→ Data extracts:
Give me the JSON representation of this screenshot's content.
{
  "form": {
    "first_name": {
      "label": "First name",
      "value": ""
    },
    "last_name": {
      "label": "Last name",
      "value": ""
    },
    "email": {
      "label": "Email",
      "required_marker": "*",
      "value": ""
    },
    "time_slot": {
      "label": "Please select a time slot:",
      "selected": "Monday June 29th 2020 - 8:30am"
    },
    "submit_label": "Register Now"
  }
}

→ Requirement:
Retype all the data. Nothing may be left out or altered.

→ Result:
Give me the JSON representation of this screenshot's content.
{
  "form": {
    "first_name": {
      "label": "First name",
      "value": ""
    },
    "last_name": {
      "label": "Last name",
      "value": ""
    },
    "email": {
      "label": "Email",
      "required_marker": "*",
      "value": ""
    },
    "time_slot": {
      "label": "Please select a time slot:",
      "selected": "Monday June 29th 2020 - 8:30am"
    },
    "submit_label": "Register Now"
  }
}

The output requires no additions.